• EXCERPTED RECORDS
Segment Open

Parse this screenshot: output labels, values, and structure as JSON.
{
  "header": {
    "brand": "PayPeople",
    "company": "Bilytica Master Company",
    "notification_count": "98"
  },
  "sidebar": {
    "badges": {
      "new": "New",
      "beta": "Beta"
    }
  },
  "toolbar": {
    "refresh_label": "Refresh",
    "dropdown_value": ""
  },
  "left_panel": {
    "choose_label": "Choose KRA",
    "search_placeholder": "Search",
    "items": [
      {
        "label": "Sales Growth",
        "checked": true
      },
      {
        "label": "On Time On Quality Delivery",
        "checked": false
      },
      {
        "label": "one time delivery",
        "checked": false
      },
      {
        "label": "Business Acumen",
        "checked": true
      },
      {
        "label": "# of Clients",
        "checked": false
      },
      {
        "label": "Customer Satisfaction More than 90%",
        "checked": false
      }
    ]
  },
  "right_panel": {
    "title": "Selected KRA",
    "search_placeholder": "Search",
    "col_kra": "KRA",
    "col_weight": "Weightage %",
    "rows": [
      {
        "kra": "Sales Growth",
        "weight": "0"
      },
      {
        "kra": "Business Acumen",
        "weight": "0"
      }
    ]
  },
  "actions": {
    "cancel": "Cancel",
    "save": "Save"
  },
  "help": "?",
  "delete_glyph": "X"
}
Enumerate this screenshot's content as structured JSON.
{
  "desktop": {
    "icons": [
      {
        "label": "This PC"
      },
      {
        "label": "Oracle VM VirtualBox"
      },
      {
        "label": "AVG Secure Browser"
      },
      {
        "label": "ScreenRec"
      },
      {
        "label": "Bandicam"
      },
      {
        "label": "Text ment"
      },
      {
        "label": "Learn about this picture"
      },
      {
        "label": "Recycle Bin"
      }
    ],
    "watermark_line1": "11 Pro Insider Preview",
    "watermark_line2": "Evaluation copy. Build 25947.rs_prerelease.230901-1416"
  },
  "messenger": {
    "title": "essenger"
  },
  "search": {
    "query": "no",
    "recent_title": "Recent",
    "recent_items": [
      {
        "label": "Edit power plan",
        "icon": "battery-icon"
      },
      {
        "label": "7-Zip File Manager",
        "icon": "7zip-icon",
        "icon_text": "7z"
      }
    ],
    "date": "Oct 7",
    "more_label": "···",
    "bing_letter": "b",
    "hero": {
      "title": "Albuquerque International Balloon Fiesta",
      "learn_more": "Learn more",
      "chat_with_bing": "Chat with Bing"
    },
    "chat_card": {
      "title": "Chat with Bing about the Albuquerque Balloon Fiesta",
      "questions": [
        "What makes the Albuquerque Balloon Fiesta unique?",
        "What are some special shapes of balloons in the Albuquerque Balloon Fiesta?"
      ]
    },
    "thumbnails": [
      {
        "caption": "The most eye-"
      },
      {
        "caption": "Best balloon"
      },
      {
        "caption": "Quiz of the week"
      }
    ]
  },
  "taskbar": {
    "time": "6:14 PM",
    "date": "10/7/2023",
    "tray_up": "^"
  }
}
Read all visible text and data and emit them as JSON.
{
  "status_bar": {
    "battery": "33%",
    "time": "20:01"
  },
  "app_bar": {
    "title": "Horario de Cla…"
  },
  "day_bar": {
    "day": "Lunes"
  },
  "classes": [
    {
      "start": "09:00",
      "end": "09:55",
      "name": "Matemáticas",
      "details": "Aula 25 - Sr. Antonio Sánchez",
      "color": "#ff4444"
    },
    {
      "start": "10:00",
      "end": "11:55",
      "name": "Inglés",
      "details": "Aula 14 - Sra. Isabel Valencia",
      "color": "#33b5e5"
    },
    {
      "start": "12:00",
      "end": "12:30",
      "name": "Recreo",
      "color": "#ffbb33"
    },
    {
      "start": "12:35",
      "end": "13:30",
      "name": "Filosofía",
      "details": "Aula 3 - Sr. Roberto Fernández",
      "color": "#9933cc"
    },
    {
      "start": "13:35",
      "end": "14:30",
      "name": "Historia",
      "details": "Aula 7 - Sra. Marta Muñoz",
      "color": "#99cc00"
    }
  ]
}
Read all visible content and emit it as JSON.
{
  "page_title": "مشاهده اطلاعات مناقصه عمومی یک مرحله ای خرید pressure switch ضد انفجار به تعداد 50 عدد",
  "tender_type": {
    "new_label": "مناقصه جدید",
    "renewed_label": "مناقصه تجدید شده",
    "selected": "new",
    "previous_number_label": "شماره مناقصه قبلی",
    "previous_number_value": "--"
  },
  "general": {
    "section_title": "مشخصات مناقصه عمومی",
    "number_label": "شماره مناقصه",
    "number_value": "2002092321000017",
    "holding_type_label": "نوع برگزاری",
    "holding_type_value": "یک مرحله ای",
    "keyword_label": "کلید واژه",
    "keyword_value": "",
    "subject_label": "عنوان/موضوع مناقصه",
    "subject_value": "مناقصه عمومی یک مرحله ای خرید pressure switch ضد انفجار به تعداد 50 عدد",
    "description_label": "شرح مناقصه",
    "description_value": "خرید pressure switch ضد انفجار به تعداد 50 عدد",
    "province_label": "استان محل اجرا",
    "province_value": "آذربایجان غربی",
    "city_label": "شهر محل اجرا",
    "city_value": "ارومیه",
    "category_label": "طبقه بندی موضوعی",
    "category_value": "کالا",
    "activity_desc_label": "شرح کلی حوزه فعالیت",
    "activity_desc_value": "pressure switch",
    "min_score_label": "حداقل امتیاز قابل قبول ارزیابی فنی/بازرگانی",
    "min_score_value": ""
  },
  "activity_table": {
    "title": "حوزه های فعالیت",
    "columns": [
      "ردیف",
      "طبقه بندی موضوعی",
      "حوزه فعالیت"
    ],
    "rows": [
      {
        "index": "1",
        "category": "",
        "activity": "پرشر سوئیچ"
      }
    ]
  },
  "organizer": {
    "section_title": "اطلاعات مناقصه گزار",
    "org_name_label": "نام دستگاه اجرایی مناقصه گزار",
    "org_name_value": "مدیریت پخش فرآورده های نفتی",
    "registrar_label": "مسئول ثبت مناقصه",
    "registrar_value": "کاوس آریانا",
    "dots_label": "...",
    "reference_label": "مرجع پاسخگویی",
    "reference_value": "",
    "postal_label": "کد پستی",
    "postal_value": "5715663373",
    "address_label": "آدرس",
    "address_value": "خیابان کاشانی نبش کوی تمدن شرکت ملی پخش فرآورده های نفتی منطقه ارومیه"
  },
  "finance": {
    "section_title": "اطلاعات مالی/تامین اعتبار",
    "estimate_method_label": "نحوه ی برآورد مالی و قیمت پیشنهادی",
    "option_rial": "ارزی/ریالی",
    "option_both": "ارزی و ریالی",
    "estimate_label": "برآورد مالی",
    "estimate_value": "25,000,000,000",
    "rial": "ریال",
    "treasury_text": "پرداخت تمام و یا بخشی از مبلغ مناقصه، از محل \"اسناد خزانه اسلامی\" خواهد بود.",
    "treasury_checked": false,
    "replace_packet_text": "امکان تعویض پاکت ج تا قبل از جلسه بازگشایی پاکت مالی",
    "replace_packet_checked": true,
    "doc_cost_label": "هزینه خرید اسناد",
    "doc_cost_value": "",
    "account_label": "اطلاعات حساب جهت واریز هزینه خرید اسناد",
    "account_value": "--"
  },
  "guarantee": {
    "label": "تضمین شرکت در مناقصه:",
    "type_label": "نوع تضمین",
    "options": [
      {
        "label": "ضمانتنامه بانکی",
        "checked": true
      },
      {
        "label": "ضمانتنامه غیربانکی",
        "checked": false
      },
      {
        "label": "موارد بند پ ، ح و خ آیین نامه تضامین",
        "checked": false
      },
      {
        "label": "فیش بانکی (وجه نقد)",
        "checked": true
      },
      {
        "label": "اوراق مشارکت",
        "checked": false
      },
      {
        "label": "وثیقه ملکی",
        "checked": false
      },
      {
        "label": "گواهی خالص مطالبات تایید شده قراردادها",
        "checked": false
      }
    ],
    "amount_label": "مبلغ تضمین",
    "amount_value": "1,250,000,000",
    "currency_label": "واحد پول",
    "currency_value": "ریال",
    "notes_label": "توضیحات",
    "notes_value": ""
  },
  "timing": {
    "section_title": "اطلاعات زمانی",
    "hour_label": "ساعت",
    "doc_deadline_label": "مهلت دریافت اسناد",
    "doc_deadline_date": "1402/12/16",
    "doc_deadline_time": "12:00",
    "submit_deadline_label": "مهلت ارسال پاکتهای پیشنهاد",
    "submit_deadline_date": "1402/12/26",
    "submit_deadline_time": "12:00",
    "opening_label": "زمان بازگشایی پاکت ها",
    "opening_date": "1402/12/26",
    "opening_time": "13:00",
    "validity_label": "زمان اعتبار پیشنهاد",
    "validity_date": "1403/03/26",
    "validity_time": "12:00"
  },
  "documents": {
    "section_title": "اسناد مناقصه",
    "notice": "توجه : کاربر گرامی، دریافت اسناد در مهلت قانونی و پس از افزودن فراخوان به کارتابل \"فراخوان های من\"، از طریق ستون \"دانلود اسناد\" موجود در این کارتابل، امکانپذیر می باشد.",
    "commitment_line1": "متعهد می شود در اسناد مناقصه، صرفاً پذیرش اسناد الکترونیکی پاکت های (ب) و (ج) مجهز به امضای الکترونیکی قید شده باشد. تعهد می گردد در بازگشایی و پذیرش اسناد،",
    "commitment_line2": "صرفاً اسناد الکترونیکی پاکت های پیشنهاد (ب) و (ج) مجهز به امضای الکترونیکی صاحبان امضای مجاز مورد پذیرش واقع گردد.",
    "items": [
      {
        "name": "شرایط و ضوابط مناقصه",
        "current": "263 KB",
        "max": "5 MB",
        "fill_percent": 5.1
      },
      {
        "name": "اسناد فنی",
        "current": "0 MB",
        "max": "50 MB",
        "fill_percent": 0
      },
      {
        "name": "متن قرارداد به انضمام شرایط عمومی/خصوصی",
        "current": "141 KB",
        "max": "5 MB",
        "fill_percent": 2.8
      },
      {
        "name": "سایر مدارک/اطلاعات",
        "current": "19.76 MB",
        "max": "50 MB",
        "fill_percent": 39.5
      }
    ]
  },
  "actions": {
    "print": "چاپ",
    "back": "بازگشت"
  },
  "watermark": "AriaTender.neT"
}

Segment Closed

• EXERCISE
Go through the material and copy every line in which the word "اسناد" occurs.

• RESPONSE
    "treasury_text": "پرداخت تمام و یا بخشی از مبلغ مناقصه، از محل \"اسناد خزانه اسلامی\" خواهد بود.",
    "doc_cost_label": "هزینه خرید اسناد",
    "account_label": "اطلاعات حساب جهت واریز هزینه خرید اسناد",
    "doc_deadline_label": "مهلت دریافت اسناد",
    "section_title": "اسناد مناقصه",
    "notice": "توجه : کاربر گرامی، دریافت اسناد در مهلت قانونی و پس از افزودن فراخوان به کارتابل \"فراخوان های من\"، از طریق ستون \"دانلود اسناد\" موجود در این کارتابل، امکانپذیر می باشد.",
    "commitment_line1": "متعهد می شود در اسناد مناقصه، صرفاً پذیرش اسناد الکترونیکی پاکت های (ب) و (ج) مجهز به امضای الکترونیکی قید شده باشد. تعهد می گردد در بازگشایی و پذیرش اسناد،",
    "commitment_line2": "صرفاً اسناد الکترونیکی پاکت های پیشنهاد (ب) و (ج) مجهز به امضای الکترونیکی صاحبان امضای مجاز مورد پذیرش واقع گردد.",
        "name": "اسناد فنی",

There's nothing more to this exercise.